(RECORDS SUPPLIED Opens)

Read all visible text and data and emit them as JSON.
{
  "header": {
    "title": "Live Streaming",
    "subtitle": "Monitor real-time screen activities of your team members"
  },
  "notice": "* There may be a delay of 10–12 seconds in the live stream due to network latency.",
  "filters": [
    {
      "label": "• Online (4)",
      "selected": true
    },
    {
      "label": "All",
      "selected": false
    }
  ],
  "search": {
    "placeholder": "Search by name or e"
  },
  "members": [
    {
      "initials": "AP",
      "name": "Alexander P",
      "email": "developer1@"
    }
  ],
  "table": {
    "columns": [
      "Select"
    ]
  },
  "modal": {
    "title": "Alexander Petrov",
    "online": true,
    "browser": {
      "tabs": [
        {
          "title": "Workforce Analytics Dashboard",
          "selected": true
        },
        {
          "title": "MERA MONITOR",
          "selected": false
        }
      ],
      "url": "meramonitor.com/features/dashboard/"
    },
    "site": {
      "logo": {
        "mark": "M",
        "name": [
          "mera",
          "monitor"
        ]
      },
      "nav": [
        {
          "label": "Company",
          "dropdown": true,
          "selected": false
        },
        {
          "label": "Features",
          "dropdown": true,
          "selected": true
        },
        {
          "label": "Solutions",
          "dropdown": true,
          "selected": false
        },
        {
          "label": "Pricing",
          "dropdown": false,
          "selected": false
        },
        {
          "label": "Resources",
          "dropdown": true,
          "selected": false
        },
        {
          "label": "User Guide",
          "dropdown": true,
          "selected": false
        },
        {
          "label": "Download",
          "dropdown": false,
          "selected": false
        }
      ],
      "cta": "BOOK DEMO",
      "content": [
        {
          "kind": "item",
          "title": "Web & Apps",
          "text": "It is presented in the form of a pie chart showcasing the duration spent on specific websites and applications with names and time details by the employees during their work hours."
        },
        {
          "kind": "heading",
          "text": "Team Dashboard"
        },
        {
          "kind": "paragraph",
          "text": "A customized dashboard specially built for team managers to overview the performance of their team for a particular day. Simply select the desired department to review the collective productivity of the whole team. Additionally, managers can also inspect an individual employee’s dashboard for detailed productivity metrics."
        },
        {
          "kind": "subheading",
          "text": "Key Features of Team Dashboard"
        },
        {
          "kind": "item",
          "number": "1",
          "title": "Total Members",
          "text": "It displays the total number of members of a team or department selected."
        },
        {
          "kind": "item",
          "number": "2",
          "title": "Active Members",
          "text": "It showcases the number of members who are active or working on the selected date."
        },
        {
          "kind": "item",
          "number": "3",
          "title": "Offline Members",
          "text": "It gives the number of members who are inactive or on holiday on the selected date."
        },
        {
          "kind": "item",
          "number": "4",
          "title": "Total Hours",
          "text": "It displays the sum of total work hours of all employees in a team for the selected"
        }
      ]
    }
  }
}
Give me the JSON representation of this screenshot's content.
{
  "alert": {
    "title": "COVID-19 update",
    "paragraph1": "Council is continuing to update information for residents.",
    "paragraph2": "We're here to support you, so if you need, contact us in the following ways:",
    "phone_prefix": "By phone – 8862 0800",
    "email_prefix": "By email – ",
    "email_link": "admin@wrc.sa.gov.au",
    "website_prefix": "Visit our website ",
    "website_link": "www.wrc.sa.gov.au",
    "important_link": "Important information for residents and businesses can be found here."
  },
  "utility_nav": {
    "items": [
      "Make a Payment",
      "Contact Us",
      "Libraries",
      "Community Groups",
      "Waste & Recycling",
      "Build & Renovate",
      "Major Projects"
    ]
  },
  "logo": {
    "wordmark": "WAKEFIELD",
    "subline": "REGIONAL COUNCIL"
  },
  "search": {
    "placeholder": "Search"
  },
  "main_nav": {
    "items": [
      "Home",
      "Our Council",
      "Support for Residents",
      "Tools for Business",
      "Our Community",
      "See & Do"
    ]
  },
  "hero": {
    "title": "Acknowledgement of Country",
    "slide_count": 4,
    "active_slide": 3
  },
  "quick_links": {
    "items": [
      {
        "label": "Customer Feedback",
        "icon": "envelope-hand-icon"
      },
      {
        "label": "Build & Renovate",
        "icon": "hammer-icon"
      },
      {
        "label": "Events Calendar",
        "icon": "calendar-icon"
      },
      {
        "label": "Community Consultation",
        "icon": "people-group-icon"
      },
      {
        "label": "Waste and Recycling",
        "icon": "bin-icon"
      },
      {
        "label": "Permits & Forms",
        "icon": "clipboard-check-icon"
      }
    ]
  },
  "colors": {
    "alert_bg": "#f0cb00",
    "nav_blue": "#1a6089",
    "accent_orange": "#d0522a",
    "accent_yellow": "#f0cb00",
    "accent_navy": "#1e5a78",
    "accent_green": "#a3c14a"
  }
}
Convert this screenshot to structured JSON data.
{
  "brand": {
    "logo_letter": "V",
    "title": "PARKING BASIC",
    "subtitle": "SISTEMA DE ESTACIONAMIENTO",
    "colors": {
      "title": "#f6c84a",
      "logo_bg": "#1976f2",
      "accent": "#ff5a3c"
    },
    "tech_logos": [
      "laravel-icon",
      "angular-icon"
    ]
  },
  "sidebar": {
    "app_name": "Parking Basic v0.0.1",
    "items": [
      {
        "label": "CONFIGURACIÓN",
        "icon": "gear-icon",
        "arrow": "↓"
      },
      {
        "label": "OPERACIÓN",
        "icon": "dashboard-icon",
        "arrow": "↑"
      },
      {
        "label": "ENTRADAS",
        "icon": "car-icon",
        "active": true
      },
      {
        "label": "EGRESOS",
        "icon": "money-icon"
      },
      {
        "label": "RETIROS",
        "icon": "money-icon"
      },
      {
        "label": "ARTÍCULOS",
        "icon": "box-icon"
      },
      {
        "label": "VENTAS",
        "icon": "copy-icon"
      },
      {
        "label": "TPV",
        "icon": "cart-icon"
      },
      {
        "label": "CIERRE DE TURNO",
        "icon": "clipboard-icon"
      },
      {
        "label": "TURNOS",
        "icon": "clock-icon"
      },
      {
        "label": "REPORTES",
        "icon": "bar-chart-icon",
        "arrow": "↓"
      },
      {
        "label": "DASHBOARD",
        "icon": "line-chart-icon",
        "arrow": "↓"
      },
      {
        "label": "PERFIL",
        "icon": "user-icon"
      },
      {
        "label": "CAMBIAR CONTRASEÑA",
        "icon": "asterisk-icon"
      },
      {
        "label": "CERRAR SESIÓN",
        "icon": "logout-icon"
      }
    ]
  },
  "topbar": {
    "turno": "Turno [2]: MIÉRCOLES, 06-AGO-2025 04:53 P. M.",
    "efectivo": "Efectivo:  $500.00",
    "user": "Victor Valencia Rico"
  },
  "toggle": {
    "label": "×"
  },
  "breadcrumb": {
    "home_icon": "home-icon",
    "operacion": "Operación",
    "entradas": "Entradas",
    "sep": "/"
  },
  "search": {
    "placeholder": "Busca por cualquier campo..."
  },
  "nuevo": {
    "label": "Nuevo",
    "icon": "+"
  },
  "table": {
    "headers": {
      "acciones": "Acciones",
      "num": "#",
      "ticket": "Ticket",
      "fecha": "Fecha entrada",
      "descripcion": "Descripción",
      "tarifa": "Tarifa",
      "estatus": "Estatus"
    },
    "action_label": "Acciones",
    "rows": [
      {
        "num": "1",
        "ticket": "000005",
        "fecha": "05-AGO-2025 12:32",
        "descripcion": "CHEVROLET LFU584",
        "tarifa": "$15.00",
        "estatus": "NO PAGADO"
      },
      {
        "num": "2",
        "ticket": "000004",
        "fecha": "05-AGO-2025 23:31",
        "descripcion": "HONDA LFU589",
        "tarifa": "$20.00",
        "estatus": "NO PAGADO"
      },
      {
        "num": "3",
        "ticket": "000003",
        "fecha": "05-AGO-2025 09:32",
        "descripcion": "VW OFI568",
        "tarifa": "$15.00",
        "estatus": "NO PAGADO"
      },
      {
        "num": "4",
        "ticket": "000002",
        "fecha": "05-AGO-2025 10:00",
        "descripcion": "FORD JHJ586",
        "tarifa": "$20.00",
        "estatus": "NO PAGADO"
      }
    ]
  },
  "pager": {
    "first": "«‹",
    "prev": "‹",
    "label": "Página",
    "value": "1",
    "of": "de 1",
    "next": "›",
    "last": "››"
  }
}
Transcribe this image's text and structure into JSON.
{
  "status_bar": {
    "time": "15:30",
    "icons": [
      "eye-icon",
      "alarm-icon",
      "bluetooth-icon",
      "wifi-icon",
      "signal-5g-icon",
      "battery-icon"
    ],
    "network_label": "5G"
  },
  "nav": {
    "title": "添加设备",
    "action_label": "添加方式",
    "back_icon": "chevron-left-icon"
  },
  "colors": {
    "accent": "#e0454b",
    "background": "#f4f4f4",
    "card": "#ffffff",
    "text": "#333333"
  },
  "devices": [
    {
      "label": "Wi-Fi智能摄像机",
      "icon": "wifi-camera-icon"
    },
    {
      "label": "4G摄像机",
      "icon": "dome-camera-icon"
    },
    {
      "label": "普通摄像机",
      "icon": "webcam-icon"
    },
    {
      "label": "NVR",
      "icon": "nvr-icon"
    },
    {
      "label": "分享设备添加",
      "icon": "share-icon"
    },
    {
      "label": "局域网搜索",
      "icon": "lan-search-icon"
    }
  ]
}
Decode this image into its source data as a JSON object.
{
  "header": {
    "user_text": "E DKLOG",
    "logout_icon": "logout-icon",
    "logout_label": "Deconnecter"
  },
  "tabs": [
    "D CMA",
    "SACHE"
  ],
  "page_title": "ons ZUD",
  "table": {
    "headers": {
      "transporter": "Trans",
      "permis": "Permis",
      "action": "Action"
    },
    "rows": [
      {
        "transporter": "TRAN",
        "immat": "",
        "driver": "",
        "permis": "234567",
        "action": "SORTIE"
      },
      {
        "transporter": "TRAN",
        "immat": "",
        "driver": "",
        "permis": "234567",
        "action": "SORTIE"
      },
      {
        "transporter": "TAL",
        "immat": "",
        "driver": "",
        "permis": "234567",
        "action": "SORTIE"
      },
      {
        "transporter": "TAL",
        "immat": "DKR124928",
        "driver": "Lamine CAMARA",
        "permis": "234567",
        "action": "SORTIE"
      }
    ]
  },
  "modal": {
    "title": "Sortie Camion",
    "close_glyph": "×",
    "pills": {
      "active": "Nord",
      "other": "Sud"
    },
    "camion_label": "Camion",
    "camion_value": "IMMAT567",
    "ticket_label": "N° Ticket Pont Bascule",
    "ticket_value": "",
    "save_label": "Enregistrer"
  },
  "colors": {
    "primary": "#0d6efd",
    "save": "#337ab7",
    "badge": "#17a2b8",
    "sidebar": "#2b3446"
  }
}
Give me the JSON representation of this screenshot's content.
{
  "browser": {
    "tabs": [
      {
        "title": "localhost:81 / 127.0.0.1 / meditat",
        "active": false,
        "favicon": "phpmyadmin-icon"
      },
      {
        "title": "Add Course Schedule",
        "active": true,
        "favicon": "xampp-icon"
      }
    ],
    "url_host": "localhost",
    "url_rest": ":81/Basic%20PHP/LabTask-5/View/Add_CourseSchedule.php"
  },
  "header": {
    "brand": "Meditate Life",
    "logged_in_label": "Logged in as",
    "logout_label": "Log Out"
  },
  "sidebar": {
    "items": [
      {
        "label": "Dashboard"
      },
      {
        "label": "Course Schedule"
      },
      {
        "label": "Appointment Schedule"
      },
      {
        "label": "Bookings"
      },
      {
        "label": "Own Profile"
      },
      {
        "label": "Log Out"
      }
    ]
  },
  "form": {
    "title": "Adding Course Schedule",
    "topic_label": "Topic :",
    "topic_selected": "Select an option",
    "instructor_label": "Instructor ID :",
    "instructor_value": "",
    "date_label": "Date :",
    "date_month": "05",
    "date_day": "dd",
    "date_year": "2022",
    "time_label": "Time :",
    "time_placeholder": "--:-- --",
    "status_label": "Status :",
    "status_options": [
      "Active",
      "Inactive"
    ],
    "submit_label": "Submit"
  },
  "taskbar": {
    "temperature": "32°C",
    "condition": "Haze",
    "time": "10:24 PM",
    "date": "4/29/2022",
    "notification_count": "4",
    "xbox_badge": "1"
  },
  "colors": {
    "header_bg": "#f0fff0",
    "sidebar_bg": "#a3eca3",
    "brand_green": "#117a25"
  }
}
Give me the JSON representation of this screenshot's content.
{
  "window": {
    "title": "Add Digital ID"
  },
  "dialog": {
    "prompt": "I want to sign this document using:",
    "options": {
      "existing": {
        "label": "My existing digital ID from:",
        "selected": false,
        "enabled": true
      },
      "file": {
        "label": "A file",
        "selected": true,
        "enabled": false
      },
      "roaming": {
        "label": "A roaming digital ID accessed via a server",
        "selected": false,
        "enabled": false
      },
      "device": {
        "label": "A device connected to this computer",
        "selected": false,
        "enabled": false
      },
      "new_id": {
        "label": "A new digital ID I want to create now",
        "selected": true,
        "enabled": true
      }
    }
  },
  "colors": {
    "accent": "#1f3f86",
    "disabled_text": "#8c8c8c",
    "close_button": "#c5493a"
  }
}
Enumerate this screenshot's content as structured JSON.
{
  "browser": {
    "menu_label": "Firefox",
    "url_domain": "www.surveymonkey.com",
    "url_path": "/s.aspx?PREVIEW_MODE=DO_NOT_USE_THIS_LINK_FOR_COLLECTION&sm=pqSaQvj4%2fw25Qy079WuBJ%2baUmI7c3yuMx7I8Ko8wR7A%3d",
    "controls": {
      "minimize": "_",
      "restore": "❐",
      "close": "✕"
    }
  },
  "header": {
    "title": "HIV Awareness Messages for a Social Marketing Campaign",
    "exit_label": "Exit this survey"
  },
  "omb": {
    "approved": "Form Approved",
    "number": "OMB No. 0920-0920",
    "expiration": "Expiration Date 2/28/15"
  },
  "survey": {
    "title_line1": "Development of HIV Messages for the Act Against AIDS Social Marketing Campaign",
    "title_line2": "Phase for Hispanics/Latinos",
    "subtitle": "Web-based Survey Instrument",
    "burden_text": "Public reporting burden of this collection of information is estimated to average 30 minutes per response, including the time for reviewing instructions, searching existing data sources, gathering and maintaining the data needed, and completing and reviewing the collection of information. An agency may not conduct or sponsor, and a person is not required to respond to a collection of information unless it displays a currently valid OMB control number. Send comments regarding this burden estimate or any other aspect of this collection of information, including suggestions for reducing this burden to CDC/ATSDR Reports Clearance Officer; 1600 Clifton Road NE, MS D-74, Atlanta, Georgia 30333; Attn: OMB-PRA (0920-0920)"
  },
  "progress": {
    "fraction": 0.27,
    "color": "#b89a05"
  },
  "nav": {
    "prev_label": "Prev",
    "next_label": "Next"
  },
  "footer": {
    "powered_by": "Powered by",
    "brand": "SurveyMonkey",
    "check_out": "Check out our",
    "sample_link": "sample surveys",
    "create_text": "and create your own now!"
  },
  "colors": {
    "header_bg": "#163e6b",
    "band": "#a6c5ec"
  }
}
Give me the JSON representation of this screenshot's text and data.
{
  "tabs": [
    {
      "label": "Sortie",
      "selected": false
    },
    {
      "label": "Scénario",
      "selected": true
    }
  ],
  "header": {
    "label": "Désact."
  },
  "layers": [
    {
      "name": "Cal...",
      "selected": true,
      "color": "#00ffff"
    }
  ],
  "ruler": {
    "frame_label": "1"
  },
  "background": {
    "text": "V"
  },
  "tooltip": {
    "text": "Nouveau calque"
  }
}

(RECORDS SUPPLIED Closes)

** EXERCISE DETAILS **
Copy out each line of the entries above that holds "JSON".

** SOLUTION TO THIS EXERCISE **
Read all visible text and data and emit them as JSON.
Give me the JSON representation of this screenshot's content.
Convert this screenshot to structured JSON data.
Transcribe this image's text and structure into JSON.
Decode this image into its source data as a JSON object.
Give me the JSON representation of this screenshot's content.
Give me the JSON representation of this screenshot's content.
Enumerate this screenshot's content as structured JSON.
Give me the JSON representation of this screenshot's text and data.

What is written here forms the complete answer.